==== SUPPLIED ENTRIES ====
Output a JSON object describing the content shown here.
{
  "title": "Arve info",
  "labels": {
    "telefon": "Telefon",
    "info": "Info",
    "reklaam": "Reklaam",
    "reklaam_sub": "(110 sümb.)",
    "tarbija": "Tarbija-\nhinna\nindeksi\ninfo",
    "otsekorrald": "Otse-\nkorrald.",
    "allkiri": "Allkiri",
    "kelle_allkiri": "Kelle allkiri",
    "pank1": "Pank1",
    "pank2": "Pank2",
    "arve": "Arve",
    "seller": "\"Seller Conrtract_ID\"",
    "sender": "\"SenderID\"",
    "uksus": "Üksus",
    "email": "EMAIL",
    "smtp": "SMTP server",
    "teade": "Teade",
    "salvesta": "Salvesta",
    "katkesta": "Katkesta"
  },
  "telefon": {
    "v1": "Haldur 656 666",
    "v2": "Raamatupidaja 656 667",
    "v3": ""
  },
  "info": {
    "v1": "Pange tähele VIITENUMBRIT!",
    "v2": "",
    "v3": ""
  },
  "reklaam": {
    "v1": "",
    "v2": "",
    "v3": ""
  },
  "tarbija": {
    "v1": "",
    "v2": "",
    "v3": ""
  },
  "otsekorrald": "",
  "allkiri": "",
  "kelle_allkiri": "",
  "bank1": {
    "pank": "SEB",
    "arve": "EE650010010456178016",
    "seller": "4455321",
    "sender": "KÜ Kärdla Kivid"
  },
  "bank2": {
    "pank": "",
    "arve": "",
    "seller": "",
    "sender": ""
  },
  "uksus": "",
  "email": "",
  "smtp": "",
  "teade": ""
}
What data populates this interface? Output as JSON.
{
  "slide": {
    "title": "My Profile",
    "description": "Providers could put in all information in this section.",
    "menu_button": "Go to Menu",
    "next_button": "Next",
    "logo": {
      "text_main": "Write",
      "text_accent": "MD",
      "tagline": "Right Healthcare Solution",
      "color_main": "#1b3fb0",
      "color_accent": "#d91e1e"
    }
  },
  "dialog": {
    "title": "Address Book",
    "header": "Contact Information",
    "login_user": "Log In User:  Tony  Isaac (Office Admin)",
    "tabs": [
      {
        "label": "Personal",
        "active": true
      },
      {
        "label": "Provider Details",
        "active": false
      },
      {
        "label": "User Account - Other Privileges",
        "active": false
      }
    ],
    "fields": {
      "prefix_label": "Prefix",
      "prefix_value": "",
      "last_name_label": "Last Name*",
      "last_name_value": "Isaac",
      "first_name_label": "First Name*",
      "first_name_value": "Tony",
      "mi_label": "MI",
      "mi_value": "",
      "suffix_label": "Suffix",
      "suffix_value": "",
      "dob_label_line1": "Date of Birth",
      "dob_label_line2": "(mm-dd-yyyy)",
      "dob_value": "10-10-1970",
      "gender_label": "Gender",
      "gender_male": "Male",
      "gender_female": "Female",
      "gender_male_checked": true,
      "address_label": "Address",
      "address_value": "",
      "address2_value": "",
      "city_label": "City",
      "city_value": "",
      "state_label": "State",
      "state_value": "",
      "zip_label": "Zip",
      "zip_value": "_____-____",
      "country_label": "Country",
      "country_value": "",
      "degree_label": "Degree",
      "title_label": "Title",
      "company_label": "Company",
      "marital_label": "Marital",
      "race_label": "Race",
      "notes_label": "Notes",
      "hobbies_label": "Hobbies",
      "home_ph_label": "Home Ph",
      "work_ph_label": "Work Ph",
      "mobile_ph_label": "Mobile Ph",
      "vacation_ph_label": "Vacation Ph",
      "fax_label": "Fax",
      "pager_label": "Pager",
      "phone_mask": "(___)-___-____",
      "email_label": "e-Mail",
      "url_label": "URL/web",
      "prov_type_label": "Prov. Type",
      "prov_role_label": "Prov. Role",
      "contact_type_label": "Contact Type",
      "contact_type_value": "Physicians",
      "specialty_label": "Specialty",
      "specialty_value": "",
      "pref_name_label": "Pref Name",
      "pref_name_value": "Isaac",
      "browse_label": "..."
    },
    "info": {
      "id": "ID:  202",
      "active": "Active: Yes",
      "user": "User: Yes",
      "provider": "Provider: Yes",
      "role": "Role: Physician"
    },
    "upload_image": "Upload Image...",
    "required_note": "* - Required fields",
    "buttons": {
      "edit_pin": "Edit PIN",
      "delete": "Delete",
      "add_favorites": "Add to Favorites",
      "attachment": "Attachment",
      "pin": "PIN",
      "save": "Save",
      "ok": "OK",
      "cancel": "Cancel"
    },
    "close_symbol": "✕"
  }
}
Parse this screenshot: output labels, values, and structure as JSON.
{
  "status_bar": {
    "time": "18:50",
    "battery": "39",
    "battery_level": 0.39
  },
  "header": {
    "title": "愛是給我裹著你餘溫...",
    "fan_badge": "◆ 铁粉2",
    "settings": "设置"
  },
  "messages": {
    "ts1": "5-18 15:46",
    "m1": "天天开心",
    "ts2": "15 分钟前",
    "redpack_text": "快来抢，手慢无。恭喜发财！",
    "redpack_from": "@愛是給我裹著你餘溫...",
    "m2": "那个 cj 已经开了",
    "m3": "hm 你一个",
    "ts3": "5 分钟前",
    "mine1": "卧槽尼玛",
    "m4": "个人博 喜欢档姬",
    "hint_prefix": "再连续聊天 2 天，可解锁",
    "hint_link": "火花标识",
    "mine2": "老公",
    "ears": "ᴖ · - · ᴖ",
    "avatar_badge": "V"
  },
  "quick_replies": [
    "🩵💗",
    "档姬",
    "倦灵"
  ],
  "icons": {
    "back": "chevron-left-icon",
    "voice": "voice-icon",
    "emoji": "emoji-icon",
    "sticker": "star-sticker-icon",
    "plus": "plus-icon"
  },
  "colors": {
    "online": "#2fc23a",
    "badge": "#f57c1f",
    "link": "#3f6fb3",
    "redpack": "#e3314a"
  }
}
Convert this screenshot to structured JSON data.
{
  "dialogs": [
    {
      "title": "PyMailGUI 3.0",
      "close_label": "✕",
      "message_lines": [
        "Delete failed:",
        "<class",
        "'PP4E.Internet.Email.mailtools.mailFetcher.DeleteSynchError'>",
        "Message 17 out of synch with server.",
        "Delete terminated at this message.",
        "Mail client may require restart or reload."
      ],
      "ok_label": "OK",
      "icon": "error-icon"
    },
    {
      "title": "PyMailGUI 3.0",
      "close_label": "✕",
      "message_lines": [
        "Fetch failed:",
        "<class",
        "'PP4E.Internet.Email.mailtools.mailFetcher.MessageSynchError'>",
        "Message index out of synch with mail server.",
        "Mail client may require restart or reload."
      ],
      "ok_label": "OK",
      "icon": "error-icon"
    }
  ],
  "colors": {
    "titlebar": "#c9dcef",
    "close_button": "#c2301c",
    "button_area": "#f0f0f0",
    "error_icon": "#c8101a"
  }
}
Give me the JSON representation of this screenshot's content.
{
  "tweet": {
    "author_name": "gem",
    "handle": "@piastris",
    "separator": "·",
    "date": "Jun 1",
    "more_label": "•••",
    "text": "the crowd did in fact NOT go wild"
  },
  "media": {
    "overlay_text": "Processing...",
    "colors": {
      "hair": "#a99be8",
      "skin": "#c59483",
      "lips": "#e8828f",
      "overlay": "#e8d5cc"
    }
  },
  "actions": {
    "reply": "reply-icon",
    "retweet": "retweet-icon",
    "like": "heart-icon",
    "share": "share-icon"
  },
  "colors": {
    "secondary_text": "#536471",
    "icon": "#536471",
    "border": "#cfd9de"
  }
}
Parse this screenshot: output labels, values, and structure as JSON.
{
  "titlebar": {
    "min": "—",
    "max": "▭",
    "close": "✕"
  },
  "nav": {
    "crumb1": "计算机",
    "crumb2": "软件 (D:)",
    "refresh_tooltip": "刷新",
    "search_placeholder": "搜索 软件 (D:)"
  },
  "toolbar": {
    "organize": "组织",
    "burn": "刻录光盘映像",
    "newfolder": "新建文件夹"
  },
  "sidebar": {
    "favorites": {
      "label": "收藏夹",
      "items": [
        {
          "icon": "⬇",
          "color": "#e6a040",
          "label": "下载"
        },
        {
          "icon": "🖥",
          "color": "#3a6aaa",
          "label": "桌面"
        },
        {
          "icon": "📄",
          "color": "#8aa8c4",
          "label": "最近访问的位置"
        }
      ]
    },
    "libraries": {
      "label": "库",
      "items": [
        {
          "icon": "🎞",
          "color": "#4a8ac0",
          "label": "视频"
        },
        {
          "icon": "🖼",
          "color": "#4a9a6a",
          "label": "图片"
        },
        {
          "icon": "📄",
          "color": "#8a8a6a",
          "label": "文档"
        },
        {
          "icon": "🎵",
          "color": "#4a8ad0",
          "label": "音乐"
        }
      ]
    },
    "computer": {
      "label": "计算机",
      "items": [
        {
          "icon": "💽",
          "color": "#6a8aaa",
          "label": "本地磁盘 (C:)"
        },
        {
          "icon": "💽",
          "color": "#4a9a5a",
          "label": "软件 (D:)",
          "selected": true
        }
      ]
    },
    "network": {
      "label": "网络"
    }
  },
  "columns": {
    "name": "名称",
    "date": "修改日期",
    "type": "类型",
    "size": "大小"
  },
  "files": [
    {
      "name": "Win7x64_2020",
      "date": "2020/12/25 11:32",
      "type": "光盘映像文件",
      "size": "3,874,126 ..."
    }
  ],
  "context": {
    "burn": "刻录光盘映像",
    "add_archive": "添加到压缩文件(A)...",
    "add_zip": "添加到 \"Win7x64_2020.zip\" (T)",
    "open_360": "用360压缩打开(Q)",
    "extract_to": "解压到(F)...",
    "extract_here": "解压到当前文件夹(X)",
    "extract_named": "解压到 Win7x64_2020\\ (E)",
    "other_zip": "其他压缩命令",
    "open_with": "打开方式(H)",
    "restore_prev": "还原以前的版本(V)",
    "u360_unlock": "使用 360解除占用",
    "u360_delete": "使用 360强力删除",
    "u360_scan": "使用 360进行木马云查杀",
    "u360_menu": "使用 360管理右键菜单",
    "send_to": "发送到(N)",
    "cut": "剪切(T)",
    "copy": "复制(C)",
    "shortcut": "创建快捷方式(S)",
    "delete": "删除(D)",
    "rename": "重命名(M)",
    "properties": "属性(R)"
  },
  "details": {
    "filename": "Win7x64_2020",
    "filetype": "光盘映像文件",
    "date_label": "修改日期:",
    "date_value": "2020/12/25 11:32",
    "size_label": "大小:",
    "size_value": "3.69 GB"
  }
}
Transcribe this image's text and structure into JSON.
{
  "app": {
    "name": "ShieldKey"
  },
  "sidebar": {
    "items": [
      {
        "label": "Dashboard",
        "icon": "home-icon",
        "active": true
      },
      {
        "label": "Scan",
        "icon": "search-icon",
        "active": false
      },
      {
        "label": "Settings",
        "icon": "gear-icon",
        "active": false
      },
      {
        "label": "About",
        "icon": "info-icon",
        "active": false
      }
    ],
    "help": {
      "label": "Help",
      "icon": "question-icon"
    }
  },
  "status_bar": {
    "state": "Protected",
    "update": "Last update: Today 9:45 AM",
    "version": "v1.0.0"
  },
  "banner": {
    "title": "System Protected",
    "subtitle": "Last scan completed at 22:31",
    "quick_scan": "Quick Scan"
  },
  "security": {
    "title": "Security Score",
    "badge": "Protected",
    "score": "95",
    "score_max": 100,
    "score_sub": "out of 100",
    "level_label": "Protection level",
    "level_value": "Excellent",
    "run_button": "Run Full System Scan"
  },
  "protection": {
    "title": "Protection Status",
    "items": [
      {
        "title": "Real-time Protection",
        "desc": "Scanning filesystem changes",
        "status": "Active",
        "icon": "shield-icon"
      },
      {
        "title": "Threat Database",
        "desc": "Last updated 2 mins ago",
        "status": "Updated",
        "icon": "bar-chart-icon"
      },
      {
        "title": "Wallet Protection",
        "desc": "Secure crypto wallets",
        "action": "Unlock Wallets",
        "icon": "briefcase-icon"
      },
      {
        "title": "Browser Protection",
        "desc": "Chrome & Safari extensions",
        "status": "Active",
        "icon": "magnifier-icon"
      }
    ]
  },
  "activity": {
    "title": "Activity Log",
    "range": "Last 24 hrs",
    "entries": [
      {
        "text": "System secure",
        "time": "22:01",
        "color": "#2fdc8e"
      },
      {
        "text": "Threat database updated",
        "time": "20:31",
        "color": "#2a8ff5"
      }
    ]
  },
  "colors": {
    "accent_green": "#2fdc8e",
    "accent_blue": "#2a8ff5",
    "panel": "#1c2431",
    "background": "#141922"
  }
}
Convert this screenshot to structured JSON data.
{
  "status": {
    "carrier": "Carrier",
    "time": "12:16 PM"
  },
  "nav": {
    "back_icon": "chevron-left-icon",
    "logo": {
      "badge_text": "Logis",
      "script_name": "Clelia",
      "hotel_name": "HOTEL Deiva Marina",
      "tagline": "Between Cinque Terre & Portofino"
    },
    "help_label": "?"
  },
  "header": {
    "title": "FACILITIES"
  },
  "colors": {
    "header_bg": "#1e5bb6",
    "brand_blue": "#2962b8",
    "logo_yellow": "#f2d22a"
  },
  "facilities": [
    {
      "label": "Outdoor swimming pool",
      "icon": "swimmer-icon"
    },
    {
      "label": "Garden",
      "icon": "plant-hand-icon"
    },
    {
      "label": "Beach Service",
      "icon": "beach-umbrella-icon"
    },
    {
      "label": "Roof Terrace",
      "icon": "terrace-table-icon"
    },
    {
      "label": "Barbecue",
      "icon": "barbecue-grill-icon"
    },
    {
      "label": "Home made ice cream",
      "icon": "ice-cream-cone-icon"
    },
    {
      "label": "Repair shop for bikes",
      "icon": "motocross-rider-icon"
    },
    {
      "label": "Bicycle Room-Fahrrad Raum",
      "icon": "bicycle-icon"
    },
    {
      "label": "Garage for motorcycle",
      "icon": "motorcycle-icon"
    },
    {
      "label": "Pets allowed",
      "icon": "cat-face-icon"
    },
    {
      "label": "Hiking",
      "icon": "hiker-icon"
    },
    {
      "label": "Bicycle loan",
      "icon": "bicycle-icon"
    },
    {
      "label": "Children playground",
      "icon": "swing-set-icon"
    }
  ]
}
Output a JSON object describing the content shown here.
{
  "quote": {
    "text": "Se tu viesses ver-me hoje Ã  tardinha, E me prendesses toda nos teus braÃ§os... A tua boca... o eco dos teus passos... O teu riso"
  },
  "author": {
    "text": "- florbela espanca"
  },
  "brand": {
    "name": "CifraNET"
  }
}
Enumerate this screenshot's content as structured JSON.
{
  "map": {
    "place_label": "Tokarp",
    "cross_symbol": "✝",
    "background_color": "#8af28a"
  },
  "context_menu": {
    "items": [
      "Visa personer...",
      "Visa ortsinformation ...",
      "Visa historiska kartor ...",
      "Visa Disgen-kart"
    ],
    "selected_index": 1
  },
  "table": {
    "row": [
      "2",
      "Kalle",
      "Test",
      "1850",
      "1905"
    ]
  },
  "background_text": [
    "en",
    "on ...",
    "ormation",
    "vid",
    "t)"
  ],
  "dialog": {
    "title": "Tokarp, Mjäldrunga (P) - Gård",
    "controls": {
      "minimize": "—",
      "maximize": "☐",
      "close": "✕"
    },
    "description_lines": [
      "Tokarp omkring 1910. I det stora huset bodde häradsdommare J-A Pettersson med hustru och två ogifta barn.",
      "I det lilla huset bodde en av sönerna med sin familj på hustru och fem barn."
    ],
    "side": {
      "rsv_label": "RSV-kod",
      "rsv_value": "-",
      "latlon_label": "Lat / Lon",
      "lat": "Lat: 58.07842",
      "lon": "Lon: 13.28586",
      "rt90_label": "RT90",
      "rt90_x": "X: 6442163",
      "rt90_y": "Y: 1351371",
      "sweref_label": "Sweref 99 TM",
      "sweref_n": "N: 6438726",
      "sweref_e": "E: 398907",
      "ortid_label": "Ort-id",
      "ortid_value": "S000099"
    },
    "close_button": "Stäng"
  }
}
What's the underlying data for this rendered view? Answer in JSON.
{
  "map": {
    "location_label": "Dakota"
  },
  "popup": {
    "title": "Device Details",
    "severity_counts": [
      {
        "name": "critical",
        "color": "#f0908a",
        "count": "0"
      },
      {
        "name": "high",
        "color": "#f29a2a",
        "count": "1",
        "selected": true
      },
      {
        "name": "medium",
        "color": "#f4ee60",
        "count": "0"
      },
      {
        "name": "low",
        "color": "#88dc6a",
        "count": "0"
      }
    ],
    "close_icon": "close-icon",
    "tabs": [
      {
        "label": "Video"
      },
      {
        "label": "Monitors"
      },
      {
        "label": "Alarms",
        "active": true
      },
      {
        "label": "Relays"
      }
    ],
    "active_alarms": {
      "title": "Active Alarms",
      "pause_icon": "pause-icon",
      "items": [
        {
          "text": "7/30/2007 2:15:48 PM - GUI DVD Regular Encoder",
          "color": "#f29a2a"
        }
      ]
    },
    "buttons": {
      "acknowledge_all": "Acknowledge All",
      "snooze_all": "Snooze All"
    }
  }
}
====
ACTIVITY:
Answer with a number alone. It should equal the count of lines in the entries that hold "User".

FINISHED EXERCISE:
3